Extracted data entries
—————
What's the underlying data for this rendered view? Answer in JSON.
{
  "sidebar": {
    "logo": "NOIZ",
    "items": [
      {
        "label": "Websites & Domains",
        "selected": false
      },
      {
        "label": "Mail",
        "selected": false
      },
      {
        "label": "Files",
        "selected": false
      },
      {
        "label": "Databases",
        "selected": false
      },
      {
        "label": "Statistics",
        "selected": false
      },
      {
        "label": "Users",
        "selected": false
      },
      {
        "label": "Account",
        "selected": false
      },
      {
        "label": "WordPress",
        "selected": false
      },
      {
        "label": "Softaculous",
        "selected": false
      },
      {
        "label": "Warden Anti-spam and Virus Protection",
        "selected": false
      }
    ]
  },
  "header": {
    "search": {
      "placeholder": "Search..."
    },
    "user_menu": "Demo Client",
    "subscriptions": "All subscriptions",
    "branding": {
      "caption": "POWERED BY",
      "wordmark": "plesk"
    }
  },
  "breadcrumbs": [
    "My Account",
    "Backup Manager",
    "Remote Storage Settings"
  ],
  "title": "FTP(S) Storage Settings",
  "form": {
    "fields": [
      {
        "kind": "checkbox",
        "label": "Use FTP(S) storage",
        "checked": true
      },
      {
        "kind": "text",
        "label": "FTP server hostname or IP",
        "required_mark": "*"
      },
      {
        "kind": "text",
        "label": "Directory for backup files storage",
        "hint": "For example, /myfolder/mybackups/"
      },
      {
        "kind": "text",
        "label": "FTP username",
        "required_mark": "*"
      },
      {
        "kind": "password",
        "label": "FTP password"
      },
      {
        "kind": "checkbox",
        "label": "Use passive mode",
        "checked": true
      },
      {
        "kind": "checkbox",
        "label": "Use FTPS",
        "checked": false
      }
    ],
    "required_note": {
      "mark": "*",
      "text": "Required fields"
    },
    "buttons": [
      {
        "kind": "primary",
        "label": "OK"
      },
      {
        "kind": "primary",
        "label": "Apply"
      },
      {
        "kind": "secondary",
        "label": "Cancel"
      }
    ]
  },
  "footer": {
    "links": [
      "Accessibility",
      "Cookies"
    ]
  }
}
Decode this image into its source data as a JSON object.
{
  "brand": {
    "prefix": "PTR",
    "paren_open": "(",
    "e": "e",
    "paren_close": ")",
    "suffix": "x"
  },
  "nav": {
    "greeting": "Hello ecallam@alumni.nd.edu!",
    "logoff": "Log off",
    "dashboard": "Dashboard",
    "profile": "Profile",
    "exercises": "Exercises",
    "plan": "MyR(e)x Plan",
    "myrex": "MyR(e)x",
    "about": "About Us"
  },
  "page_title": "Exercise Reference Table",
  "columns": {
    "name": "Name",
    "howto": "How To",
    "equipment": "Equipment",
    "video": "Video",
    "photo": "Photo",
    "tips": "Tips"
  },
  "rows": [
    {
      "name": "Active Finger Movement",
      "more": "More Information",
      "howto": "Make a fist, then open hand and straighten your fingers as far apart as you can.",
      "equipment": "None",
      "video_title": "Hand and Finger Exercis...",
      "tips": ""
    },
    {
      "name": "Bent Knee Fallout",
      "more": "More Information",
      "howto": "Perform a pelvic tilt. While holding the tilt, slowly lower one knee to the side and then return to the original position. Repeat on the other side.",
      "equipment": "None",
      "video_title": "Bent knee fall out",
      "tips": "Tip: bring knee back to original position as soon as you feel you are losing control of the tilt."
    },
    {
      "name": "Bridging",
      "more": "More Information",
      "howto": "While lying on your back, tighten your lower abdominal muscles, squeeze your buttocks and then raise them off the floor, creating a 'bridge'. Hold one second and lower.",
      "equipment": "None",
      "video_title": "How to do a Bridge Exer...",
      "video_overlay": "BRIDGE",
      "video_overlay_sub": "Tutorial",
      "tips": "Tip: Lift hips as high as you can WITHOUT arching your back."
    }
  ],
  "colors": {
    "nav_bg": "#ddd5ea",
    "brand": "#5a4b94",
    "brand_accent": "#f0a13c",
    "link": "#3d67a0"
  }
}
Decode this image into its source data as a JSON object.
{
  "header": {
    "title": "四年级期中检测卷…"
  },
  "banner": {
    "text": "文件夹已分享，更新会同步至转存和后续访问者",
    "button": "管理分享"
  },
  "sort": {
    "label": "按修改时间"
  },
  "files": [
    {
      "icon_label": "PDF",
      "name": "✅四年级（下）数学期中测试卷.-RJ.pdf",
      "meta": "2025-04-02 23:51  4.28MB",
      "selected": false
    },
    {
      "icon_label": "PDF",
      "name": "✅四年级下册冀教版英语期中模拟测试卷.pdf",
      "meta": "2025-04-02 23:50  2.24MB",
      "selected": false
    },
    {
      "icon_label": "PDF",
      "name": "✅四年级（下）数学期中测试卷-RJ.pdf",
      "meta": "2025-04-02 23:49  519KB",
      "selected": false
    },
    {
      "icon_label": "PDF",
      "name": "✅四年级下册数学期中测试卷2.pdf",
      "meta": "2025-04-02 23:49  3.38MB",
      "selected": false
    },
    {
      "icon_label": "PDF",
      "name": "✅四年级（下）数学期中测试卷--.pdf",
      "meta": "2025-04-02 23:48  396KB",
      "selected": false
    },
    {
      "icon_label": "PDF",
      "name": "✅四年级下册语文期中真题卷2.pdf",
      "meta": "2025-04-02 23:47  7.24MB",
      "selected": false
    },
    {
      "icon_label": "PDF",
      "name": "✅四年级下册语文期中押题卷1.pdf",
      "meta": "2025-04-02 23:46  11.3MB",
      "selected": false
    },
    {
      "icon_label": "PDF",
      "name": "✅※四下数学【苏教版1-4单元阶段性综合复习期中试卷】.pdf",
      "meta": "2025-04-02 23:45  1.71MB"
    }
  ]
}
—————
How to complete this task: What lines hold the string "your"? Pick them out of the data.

Response to this task:
      "howto": "Make a fist, then open hand and straighten your fingers as far apart as you can.",
      "howto": "While lying on your back, tighten your lower abdominal muscles, squeeze your buttocks and then raise them off the floor, creating a 'bridge'. Hold one second and lower.",
      "tips": "Tip: Lift hips as high as you can WITHOUT arching your back."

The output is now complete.